In a few seconds, there was a crowd of about twenty people clustering around Charlie, and many more were pushing their way in from the street. Everybody wanted to get a look at the Golden Ticket and at the lucky finder.
'Where is it?' somebody shouted. 'Hold it up so all of us can see it!'
'There it is, there!' someone else shouted. 'He's holding it in his hands! See the gold shining!'
'How did he manage to find it, I'd like to know?' a large boy shouted angrily. 'Twenty bars a day I've been buying for weeks and weeks!'
'Think of all the free stuff he'll be getting too!' another boy said enviously. 'A lifetime supply!'
'He'll need it, the skinny little shrimp!' a girl said, laughing.
Charlie hadn't moved. He hadn't even unwrapped the Golden Ticket from around the chocolate. He was standing very still, holding it tightly with both hands while the crowd pushed and shouted all around him. He felt quite dizzy. There was a peculiar floating sensation coming over him, as though he were floating up in the air like a balloon. His feet didn't seem to be touching the ground at all. He could hear his heart thumping away loudly somewhere in his throat.
At that point, he became aware of a hand resting lightly on his shoulder, and when he looked up, he saw a tall man standing over him. 'Listen,' the man whispered. 'I'll buy it from you. I'll give you fifty pounds. How about it, eh? And I'll give you a new bicycle as well. Okay?'
'Are you crazy?' shouted a woman who was standing equally close. 'Why, I'd give him two hundred pounds for that ticket! You want to sell that ticket for two hundred pounds, young man?'
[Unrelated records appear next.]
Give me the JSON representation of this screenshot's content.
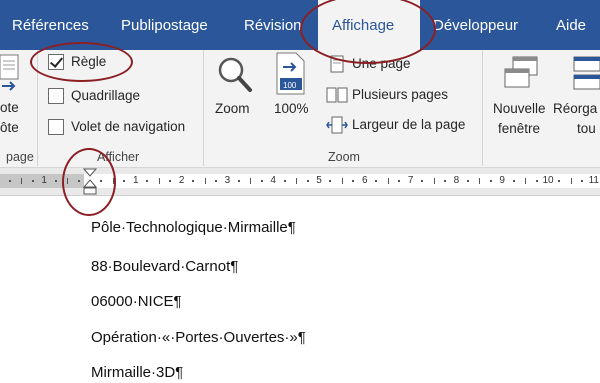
{
  "tabs": [
    {
      "label": "Références"
    },
    {
      "label": "Publipostage"
    },
    {
      "label": "Révision"
    },
    {
      "label": "Affichage"
    },
    {
      "label": "Développeur"
    },
    {
      "label": "Aide"
    }
  ],
  "ribbon": {
    "views_group": {
      "item_label_line1": "ote",
      "item_label_line2": "ôte",
      "group_label": "page"
    },
    "show_group": {
      "ruler": {
        "label": "Règle",
        "checked": true
      },
      "gridlines": {
        "label": "Quadrillage",
        "checked": false
      },
      "navigation_pane": {
        "label": "Volet de navigation",
        "checked": false
      },
      "group_label": "Afficher"
    },
    "zoom_group": {
      "zoom_label": "Zoom",
      "zoom100_label": "100%",
      "zoom100_icon_text": "100",
      "one_page": "Une page",
      "multiple_pages": "Plusieurs pages",
      "page_width": "Largeur de la page",
      "group_label": "Zoom"
    },
    "window_group": {
      "new_window_line1": "Nouvelle",
      "new_window_line2": "fenêtre",
      "arrange_line1": "Réorga",
      "arrange_line2": "tou"
    }
  },
  "ruler": {
    "left_numbers": [
      "1"
    ],
    "right_numbers": [
      "1",
      "2",
      "3",
      "4",
      "5",
      "6",
      "7",
      "8",
      "9",
      "10",
      "11"
    ]
  },
  "document": {
    "paragraphs": [
      "Pôle·Technologique·Mirmaille¶",
      "88·Boulevard·Carnot¶",
      "06000·NICE¶",
      "Opération·«·Portes·Ouvertes·»¶",
      "Mirmaille·3D¶"
    ]
  },
  "colors": {
    "ribbon_blue": "#2b579a",
    "ribbon_bg": "#f3f3f3",
    "annotation_circle": "#8b1f24"
  }
}
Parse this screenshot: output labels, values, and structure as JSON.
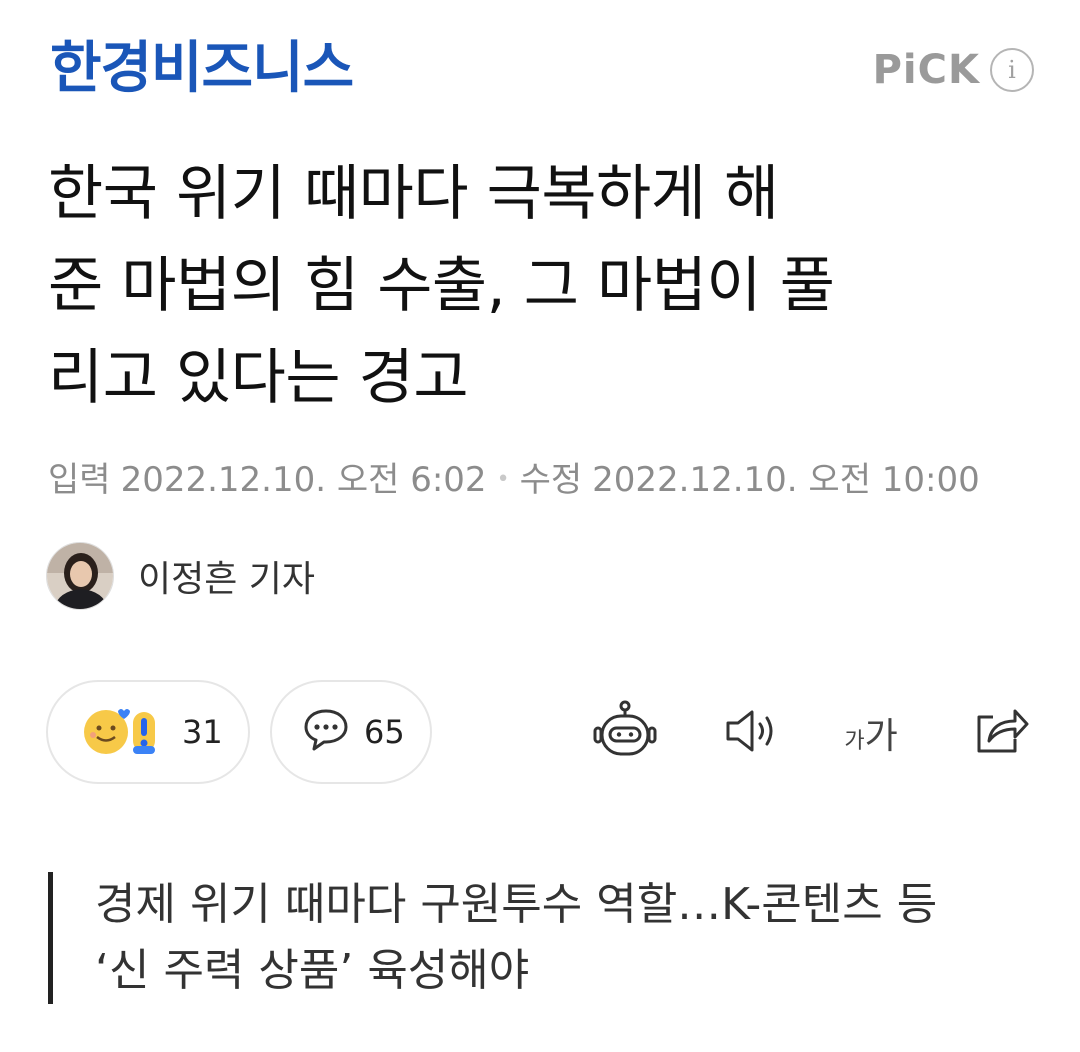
{
  "header": {
    "logo_text": "한경비즈니스",
    "pick_label": "PiCK",
    "info_glyph": "i"
  },
  "article": {
    "headline_lines": [
      "한국 위기 때마다 극복하게 해",
      "준 마법의 힘 수출, 그 마법이 풀",
      "리고 있다는 경고"
    ],
    "published_label": "입력",
    "published_time": "2022.12.10. 오전 6:02",
    "modified_label": "수정",
    "modified_time": "2022.12.10. 오전 10:00",
    "reporter": "이정흔 기자",
    "subheadline_lines": [
      "경제 위기 때마다 구원투수 역할…K-콘텐츠 등",
      "‘신 주력 상품’ 육성해야"
    ]
  },
  "actions": {
    "reaction_count": "31",
    "comment_count": "65",
    "font_small": "가",
    "font_large": "가"
  },
  "icons": [
    "info-icon",
    "reaction-emoji-icon",
    "comment-icon",
    "summary-bot-icon",
    "speaker-icon",
    "font-size-icon",
    "share-icon"
  ],
  "colors": {
    "brand": "#1a56b8",
    "meta_text": "#8c8c8c",
    "border": "#e6e6e6"
  }
}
'That's quite enough of that!' the fat shopkeeper shouted, pushing his way through the crowd and taking Charlie firmly by the arm. 'Leave the kid alone, will you! Make way there! Let him out!' And to Charlie, as he led him to the door, he whispered, 'Don't you let anybody have it! Take it straight home, quickly, before you lose it! Run all the way and don't stop till you get there, you understand?'
'You know something,' the fat shopkeeper said, pausing a moment and smiling at Charlie, 'I have a feeling you needed a break like this. I'm awfully glad you got it. Good luck to you, sonny.'
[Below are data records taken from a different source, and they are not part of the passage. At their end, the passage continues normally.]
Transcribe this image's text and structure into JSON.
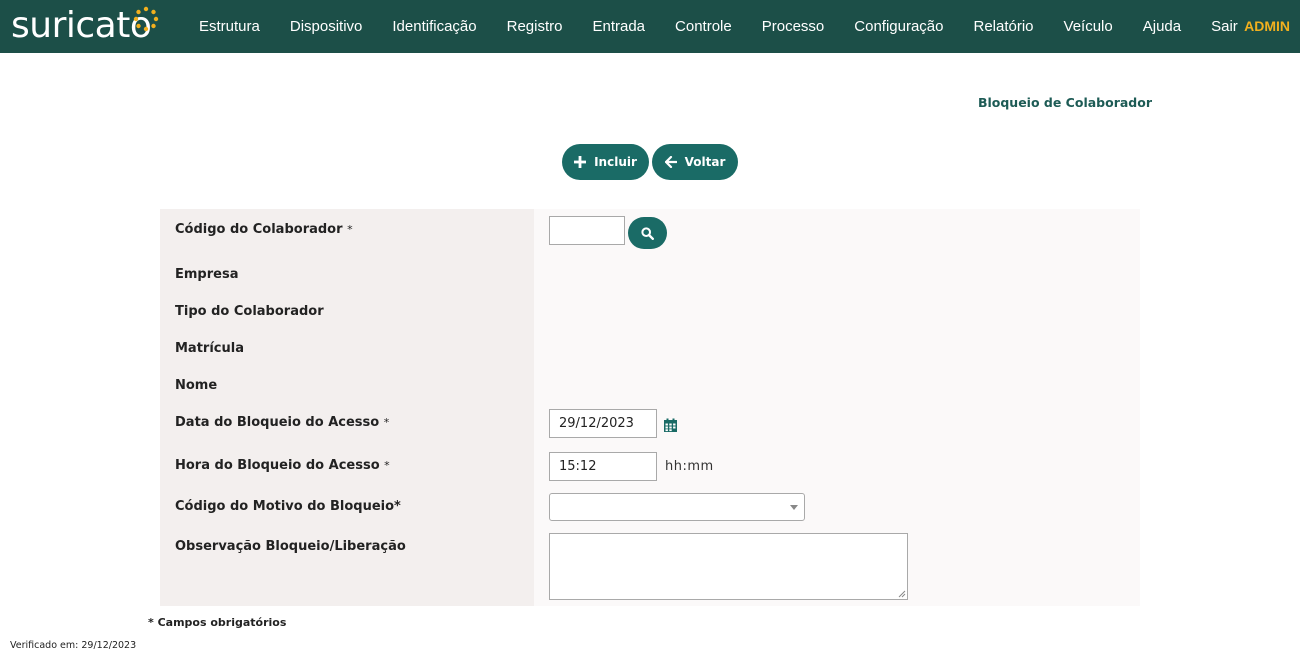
{
  "app": {
    "logo_text": "suricato",
    "user": "ADMIN"
  },
  "nav": {
    "items": [
      {
        "label": "Estrutura"
      },
      {
        "label": "Dispositivo"
      },
      {
        "label": "Identificação"
      },
      {
        "label": "Registro"
      },
      {
        "label": "Entrada"
      },
      {
        "label": "Controle"
      },
      {
        "label": "Processo"
      },
      {
        "label": "Configuração"
      },
      {
        "label": "Relatório"
      },
      {
        "label": "Veículo"
      },
      {
        "label": "Ajuda"
      },
      {
        "label": "Sair"
      }
    ]
  },
  "page": {
    "title": "Bloqueio de Colaborador"
  },
  "toolbar": {
    "incluir_label": "Incluir",
    "voltar_label": "Voltar"
  },
  "form": {
    "codigo_colaborador": {
      "label": "Código do Colaborador",
      "required_mark": "*",
      "value": ""
    },
    "empresa": {
      "label": "Empresa"
    },
    "tipo_colaborador": {
      "label": "Tipo do Colaborador"
    },
    "matricula": {
      "label": "Matrícula"
    },
    "nome": {
      "label": "Nome"
    },
    "data_bloqueio": {
      "label": "Data do Bloqueio do Acesso",
      "required_mark": "*",
      "value": "29/12/2023"
    },
    "hora_bloqueio": {
      "label": "Hora do Bloqueio do Acesso",
      "required_mark": "*",
      "value": "15:12",
      "hint": "hh:mm"
    },
    "motivo_bloqueio": {
      "label": "Código do Motivo do Bloqueio*",
      "value": ""
    },
    "observacao": {
      "label": "Observação Bloqueio/Liberação",
      "value": ""
    }
  },
  "footer": {
    "required_note": "* Campos obrigatórios",
    "verified": "Verificado em: 29/12/2023"
  },
  "colors": {
    "header_bg": "#1c4f48",
    "accent": "#1a6b66",
    "admin": "#f2b01e",
    "logo_dots": "#f2b01e"
  },
  "icons": [
    "plus-icon",
    "arrow-left-icon",
    "search-icon",
    "calendar-icon",
    "chevron-down-icon"
  ]
}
'Thank you,' Charlie said, and off he went, running through the snow as fast as his legs would go. And as he flew past Mr Willy Wonka's factory, he turned and waved at it and sang out, 'I'll be seeing you! I'll be seeing you soon!' And five minutes later he arrived at his own home.